* **TASK REQUIREMENTS**: Restate all the data word for word and omit the pictures.

━━━ SUPPLIED INFORMATION ━━━

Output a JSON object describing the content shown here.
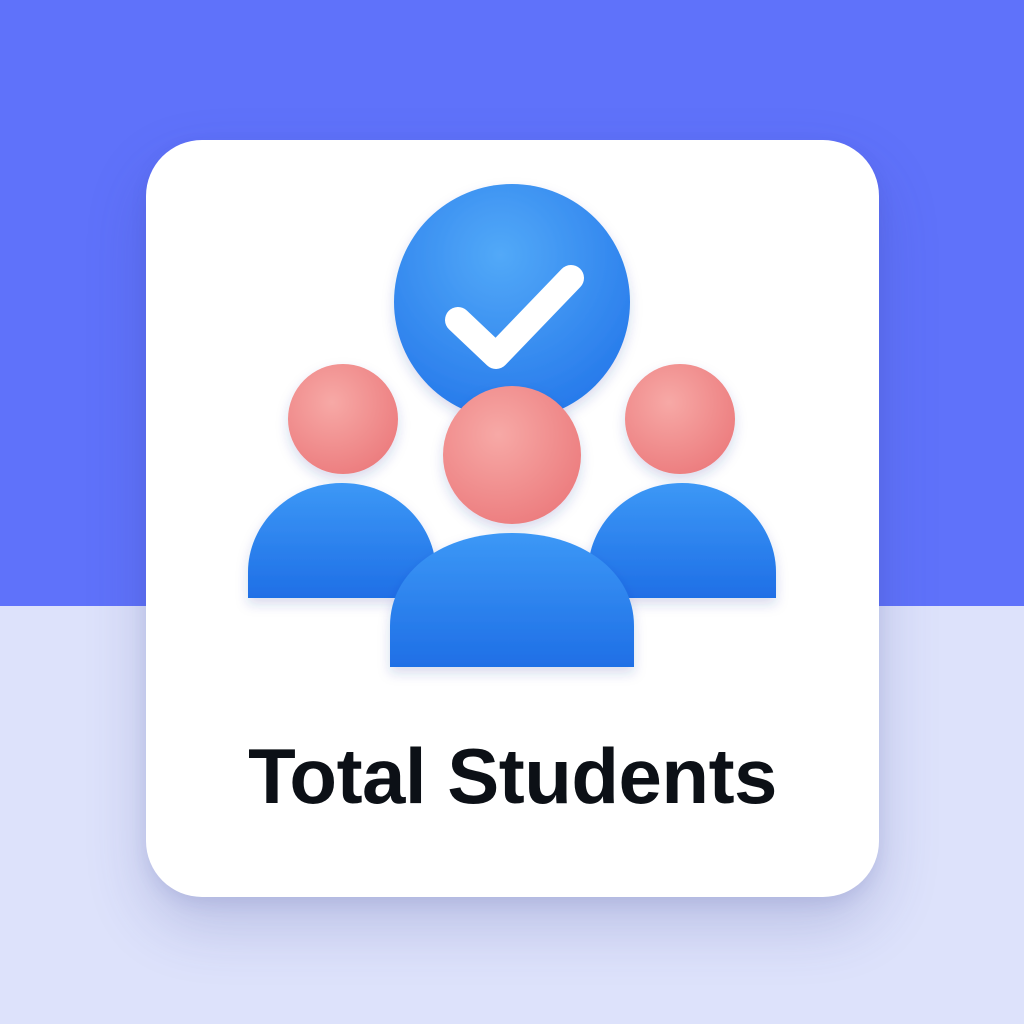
{
  "card": {
    "title": "Total Students",
    "icon": "students-verified-icon"
  },
  "colors": {
    "background_top": "#5f72fa",
    "background_bottom": "#dde2fb",
    "card": "#ffffff",
    "text": "#0c1016",
    "person_body": "#2f87f2",
    "person_head": "#f08a8a",
    "badge": "#3f95f2",
    "check": "#ffffff"
  }
}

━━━

* **SOLUTION TO THE PROBLEM**:
Output a JSON object describing the content shown here.
{
  "card": {
    "title": "Total Students",
    "icon": "students-verified-icon"
  },
  "colors": {
    "background_top": "#5f72fa",
    "background_bottom": "#dde2fb",
    "card": "#ffffff",
    "text": "#0c1016",
    "person_body": "#2f87f2",
    "person_head": "#f08a8a",
    "badge": "#3f95f2",
    "check": "#ffffff"
  }
}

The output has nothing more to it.